Extracted data entries:

################

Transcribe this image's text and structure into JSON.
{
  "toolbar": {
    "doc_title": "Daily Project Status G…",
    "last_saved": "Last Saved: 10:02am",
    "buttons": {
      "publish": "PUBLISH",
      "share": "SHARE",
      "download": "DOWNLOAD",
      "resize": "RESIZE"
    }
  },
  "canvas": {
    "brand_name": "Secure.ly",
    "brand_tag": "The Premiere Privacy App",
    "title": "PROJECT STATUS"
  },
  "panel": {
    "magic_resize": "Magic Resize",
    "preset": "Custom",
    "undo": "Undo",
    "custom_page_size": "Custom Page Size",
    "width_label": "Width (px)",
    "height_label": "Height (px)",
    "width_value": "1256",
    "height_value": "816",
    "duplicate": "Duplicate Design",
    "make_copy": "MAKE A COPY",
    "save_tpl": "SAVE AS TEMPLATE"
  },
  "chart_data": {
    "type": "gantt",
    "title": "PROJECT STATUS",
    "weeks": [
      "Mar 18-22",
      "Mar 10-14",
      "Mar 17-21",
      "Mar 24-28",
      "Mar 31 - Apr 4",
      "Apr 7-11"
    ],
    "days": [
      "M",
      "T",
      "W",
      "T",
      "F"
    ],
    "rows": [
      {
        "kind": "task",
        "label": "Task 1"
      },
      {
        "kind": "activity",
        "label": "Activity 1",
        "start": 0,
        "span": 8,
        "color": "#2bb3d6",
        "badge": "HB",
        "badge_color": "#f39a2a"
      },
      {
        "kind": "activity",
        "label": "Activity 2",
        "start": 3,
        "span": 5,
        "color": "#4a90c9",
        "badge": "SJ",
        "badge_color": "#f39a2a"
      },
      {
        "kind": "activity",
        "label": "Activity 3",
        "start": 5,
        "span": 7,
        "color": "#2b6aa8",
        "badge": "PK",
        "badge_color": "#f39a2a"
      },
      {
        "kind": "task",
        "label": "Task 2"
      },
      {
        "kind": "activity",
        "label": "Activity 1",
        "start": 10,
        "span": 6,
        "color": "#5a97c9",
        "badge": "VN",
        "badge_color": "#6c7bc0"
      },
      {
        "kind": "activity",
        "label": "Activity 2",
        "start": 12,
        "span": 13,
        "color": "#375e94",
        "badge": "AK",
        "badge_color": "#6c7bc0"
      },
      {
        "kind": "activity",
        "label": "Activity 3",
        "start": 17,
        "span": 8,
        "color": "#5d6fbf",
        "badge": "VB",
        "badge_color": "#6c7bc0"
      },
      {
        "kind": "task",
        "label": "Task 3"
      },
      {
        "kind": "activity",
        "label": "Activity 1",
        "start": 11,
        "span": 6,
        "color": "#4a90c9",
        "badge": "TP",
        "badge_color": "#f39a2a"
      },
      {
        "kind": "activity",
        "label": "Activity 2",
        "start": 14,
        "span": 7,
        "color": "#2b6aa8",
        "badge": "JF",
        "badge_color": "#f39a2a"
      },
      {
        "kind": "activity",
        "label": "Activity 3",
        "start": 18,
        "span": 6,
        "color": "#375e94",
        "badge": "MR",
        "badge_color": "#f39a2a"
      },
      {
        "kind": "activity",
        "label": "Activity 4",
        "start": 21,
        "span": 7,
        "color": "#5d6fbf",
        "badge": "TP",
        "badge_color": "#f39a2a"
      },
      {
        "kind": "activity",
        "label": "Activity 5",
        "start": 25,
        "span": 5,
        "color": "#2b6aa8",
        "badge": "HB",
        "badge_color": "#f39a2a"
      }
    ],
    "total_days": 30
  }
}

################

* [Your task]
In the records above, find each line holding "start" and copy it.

* [Solution to this task]
        "start": 0,
        "start": 3,
        "start": 5,
        "start": 10,
        "start": 12,
        "start": 17,
        "start": 11,
        "start": 14,
        "start": 18,
        "start": 21,
        "start": 25,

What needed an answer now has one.